Ruth Kluger was born in Vienna in 1931. In 1942 she and her mother were sent to the concentration camps, ending up in Auschwitz-Birkenau. In the chaos near the war’s end they made their escape while being “evacuated” by the Germans. They migrated to America where Kluger eventually became an academic specialising in German literature. Her career also took her to the University of Gottingen as a guest professor.
Landscapes of Memory (NY, Feminist Press 2001 and London, Bloomsbury 2004) is the kind of feminist writing guys should read, and the kind of Holocaust memoir — but much more than that — everyone should read.

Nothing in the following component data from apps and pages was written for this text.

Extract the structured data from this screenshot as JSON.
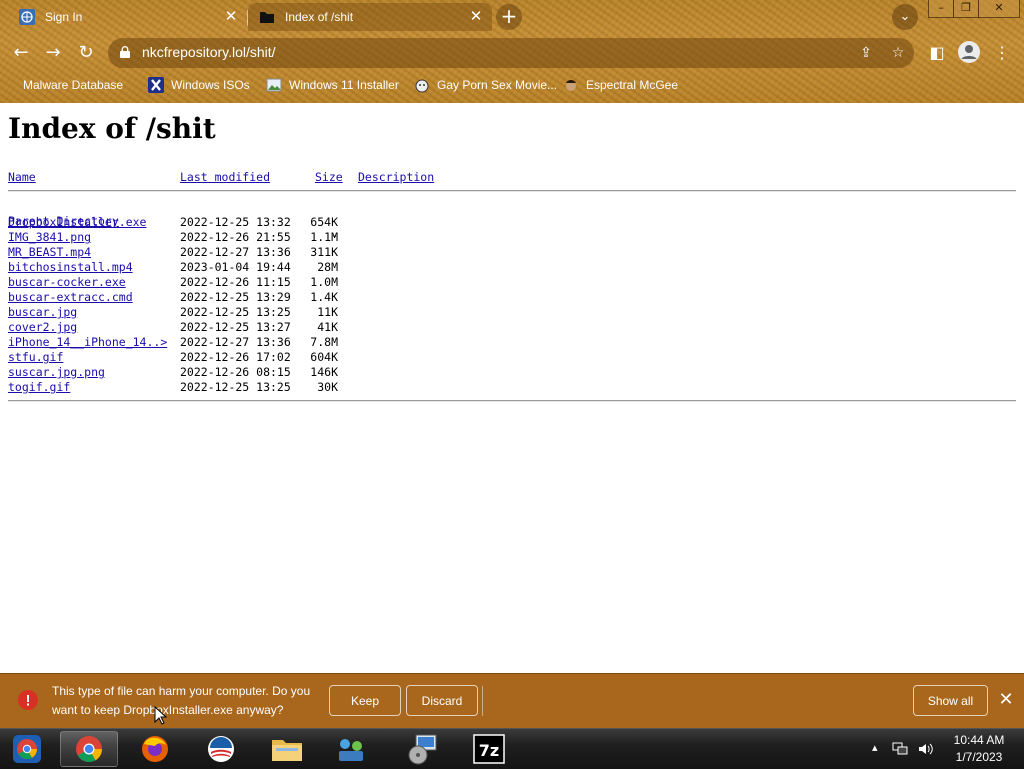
{
  "browser": {
    "tabs": [
      {
        "title": "Sign In",
        "favicon": "globe-icon"
      },
      {
        "title": "Index of /shit",
        "favicon": "folder-icon",
        "active": true
      }
    ],
    "url": "nkcfrepository.lol/shit/",
    "bookmarks": [
      {
        "label": "Malware Database",
        "icon": "leaf-icon"
      },
      {
        "label": "Windows ISOs",
        "icon": "x-icon"
      },
      {
        "label": "Windows 11 Installer",
        "icon": "image-icon"
      },
      {
        "label": "Gay Porn Sex Movie...",
        "icon": "pumpkin-icon"
      },
      {
        "label": "Espectral McGee",
        "icon": "face-icon"
      }
    ],
    "theme_color": "#c08a32"
  },
  "listing": {
    "title": "Index of /shit",
    "headers": {
      "name": "Name",
      "modified": "Last modified",
      "size": "Size",
      "description": "Description"
    },
    "parent": {
      "name": "Parent Directory",
      "size": "-"
    },
    "files": [
      {
        "name": "DropboxInstaller.exe",
        "modified": "2022-12-25 13:32",
        "size": "654K"
      },
      {
        "name": "IMG_3841.png",
        "modified": "2022-12-26 21:55",
        "size": "1.1M"
      },
      {
        "name": "MR_BEAST.mp4",
        "modified": "2022-12-27 13:36",
        "size": "311K"
      },
      {
        "name": "bitchosinstall.mp4",
        "modified": "2023-01-04 19:44",
        "size": "28M"
      },
      {
        "name": "buscar-cocker.exe",
        "modified": "2022-12-26 11:15",
        "size": "1.0M"
      },
      {
        "name": "buscar-extracc.cmd",
        "modified": "2022-12-25 13:29",
        "size": "1.4K"
      },
      {
        "name": "buscar.jpg",
        "modified": "2022-12-25 13:25",
        "size": "11K"
      },
      {
        "name": "cover2.jpg",
        "modified": "2022-12-25 13:27",
        "size": "41K"
      },
      {
        "name": "iPhone_14__iPhone_14..>",
        "modified": "2022-12-27 13:36",
        "size": "7.8M"
      },
      {
        "name": "stfu.gif",
        "modified": "2022-12-26 17:02",
        "size": "604K"
      },
      {
        "name": "suscar.jpg.png",
        "modified": "2022-12-26 08:15",
        "size": "146K"
      },
      {
        "name": "togif.gif",
        "modified": "2022-12-25 13:25",
        "size": "30K"
      }
    ]
  },
  "download_bar": {
    "warning": "This type of file can harm your computer. Do you want to keep DropboxInstaller.exe anyway?",
    "keep_label": "Keep",
    "discard_label": "Discard",
    "show_all_label": "Show all"
  },
  "taskbar": {
    "items": [
      "chrome-icon",
      "chrome-icon",
      "firefox-icon",
      "obama-icon",
      "explorer-icon",
      "network-icon",
      "installer-icon",
      "7zip-icon"
    ],
    "time": "10:44 AM",
    "date": "1/7/2023"
  }
}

I never went back to Auschwitz as a tourist and never will. Not in this life. To me it is no place for a pilgrimage. I am told they exhibit my Auschwitz poems in their museum, against my express wishes. That doesn’t make me furious anymore: one gets old and indifferent. I could be proud to have survived what some have called the asshole of creation, proud that it held me and couldn’t keep me. But it is dangerous nonsense to believe that anyone contributed much to her own survival. The place which I saw, smelled, and feared, and which has now turned into a museum, has nothing to do with the woman I am.
Definitely unsentimental, this memoir is simply an astonishing human document, and a great case for the use of literature — despite everything.
…But short of violence, that is, short of the ultimate abolition of meaning, art and literature can be a home for those without citizenship, because they remind us of our common race, the human race, and they sop you up, yet simultaneously feed you, like a magic sponge. They make you part of what you see and hear and yet let you stand back and choose.
The various Shoah museums and reconstituted concentration camps do the exact opposite. That’s why I find them so hard to take: they don’t take you in, they spit you out. Moreover, they tell you what you ought to think, as no art or science museum ever does. They impede the critical faculty.
Landscapes of Memory is a work to respect and learn from; it enlarges one’s perspective. What more can you ask?
Whatever one thinks of the tragedy that is 21st century Israel/Palestine, have no truck either with those who deny the injustices done there or with those who would deny the reality of the Holocaust. That to me is square one.